**Activity:** Pictures found in the material must be left out, and every line returned as written.

-----

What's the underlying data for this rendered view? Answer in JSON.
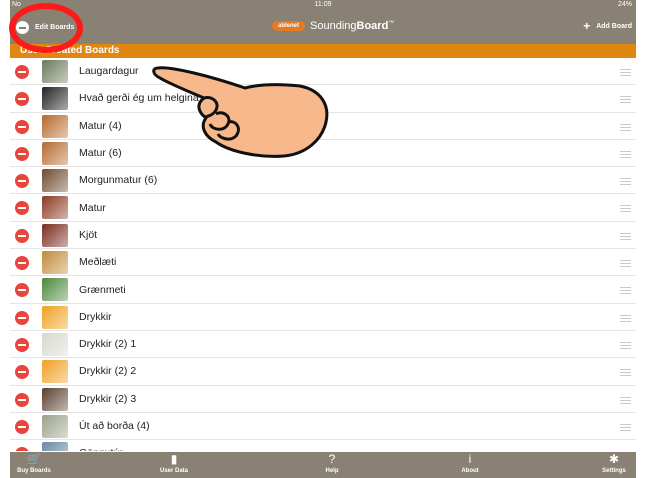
{
  "status_bar": {
    "carrier": "No",
    "time": "11:09",
    "battery": "24%"
  },
  "nav": {
    "edit_label": "Edit Boards",
    "logo": "ablenet",
    "brand": "Sounding",
    "brand_bold": "Board",
    "brand_mark": "™",
    "add_label": "Add Board"
  },
  "section_title": "User Created Boards",
  "boards": [
    {
      "label": "Laugardagur",
      "icon": "calendar-photo-icon",
      "color": "#6c7a5a"
    },
    {
      "label": "Hvað gerði ég um helgina",
      "icon": "walking-people-icon",
      "color": "#222222"
    },
    {
      "label": "Matur (4)",
      "icon": "burger-icon",
      "color": "#b66a2e"
    },
    {
      "label": "Matur (6)",
      "icon": "burger-icon",
      "color": "#b66a2e"
    },
    {
      "label": "Morgunmatur (6)",
      "icon": "breakfast-bowl-icon",
      "color": "#6e4a2e"
    },
    {
      "label": "Matur",
      "icon": "grill-food-icon",
      "color": "#8a3a22"
    },
    {
      "label": "Kjöt",
      "icon": "meat-icon",
      "color": "#7a2a1e"
    },
    {
      "label": "Meðlæti",
      "icon": "pasta-icon",
      "color": "#c08a3a"
    },
    {
      "label": "Grænmeti",
      "icon": "vegetables-icon",
      "color": "#4a8a3a"
    },
    {
      "label": "Drykkir",
      "icon": "juice-icon",
      "color": "#f0a020"
    },
    {
      "label": "Drykkir (2) 1",
      "icon": "milk-icon",
      "color": "#d8d8d0"
    },
    {
      "label": "Drykkir (2) 2",
      "icon": "juice-icon",
      "color": "#f0a020"
    },
    {
      "label": "Drykkir (2) 3",
      "icon": "coffee-icon",
      "color": "#5a4030"
    },
    {
      "label": "Út að borða (4)",
      "icon": "restaurant-sign-icon",
      "color": "#9aa28a"
    },
    {
      "label": "Göngutúr",
      "icon": "landscape-icon",
      "color": "#6a8aa2"
    }
  ],
  "tabs": [
    {
      "label": "Buy Boards",
      "icon": "cart-icon",
      "glyph": "🛒"
    },
    {
      "label": "User Data",
      "icon": "bar-chart-icon",
      "glyph": "▮"
    },
    {
      "label": "Help",
      "icon": "help-icon",
      "glyph": "?"
    },
    {
      "label": "About",
      "icon": "info-icon",
      "glyph": "i"
    },
    {
      "label": "Settings",
      "icon": "gear-icon",
      "glyph": "✱"
    }
  ]
}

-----

**Written response:**
What's the underlying data for this rendered view? Answer in JSON.
{
  "status_bar": {
    "carrier": "No",
    "time": "11:09",
    "battery": "24%"
  },
  "nav": {
    "edit_label": "Edit Boards",
    "logo": "ablenet",
    "brand": "Sounding",
    "brand_bold": "Board",
    "brand_mark": "™",
    "add_label": "Add Board"
  },
  "section_title": "User Created Boards",
  "boards": [
    {
      "label": "Laugardagur",
      "icon": "calendar-photo-icon",
      "color": "#6c7a5a"
    },
    {
      "label": "Hvað gerði ég um helgina",
      "icon": "walking-people-icon",
      "color": "#222222"
    },
    {
      "label": "Matur (4)",
      "icon": "burger-icon",
      "color": "#b66a2e"
    },
    {
      "label": "Matur (6)",
      "icon": "burger-icon",
      "color": "#b66a2e"
    },
    {
      "label": "Morgunmatur (6)",
      "icon": "breakfast-bowl-icon",
      "color": "#6e4a2e"
    },
    {
      "label": "Matur",
      "icon": "grill-food-icon",
      "color": "#8a3a22"
    },
    {
      "label": "Kjöt",
      "icon": "meat-icon",
      "color": "#7a2a1e"
    },
    {
      "label": "Meðlæti",
      "icon": "pasta-icon",
      "color": "#c08a3a"
    },
    {
      "label": "Grænmeti",
      "icon": "vegetables-icon",
      "color": "#4a8a3a"
    },
    {
      "label": "Drykkir",
      "icon": "juice-icon",
      "color": "#f0a020"
    },
    {
      "label": "Drykkir (2) 1",
      "icon": "milk-icon",
      "color": "#d8d8d0"
    },
    {
      "label": "Drykkir (2) 2",
      "icon": "juice-icon",
      "color": "#f0a020"
    },
    {
      "label": "Drykkir (2) 3",
      "icon": "coffee-icon",
      "color": "#5a4030"
    },
    {
      "label": "Út að borða (4)",
      "icon": "restaurant-sign-icon",
      "color": "#9aa28a"
    },
    {
      "label": "Göngutúr",
      "icon": "landscape-icon",
      "color": "#6a8aa2"
    }
  ],
  "tabs": [
    {
      "label": "Buy Boards",
      "icon": "cart-icon",
      "glyph": "🛒"
    },
    {
      "label": "User Data",
      "icon": "bar-chart-icon",
      "glyph": "▮"
    },
    {
      "label": "Help",
      "icon": "help-icon",
      "glyph": "?"
    },
    {
      "label": "About",
      "icon": "info-icon",
      "glyph": "i"
    },
    {
      "label": "Settings",
      "icon": "gear-icon",
      "glyph": "✱"
    }
  ]
}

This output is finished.